WHAT IS BEING ASKED.
Copy out each line below that has the word "title" in it.

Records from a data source
---
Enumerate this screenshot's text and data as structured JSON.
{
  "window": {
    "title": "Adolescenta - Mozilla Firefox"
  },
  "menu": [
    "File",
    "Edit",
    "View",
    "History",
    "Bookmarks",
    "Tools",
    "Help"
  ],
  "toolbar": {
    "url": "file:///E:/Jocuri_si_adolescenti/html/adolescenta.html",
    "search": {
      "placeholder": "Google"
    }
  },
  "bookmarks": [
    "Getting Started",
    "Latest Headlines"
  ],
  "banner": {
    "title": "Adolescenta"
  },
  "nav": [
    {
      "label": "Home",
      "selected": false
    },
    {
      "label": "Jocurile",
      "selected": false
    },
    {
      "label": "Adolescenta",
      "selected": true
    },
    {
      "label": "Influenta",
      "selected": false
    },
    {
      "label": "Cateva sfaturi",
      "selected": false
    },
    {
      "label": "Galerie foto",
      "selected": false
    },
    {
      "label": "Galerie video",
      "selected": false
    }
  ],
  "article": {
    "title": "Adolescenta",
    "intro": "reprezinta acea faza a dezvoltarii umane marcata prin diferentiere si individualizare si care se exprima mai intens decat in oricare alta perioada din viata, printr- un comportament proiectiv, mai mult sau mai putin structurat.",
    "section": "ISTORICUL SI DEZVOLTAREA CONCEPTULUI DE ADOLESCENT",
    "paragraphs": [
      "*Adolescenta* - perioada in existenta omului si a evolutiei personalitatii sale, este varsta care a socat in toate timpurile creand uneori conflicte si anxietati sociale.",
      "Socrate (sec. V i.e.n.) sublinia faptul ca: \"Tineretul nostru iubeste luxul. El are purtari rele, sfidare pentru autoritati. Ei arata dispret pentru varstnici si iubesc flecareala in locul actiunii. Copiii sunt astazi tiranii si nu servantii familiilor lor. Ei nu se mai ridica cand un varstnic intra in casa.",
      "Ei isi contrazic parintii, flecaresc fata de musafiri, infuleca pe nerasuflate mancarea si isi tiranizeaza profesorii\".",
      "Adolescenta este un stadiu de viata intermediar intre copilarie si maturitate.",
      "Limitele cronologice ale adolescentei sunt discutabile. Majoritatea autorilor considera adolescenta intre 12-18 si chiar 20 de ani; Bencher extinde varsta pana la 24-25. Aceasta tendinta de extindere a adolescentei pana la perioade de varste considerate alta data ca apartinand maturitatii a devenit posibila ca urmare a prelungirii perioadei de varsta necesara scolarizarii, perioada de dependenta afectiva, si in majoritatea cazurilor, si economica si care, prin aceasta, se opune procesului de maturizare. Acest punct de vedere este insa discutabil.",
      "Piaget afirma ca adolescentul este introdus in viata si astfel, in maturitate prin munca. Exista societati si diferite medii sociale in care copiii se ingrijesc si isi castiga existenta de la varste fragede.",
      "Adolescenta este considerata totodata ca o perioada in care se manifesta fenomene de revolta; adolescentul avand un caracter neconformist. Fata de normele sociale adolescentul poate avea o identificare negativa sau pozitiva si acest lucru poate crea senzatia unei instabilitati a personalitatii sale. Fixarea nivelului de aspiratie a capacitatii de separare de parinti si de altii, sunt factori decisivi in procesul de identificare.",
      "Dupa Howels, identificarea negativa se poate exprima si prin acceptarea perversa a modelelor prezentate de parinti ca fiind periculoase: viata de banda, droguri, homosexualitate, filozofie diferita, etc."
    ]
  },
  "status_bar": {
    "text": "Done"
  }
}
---
ANSWER SECTION.
    "title": "Adolescenta - Mozilla Firefox"
    "title": "Adolescenta"
    "title": "Adolescenta",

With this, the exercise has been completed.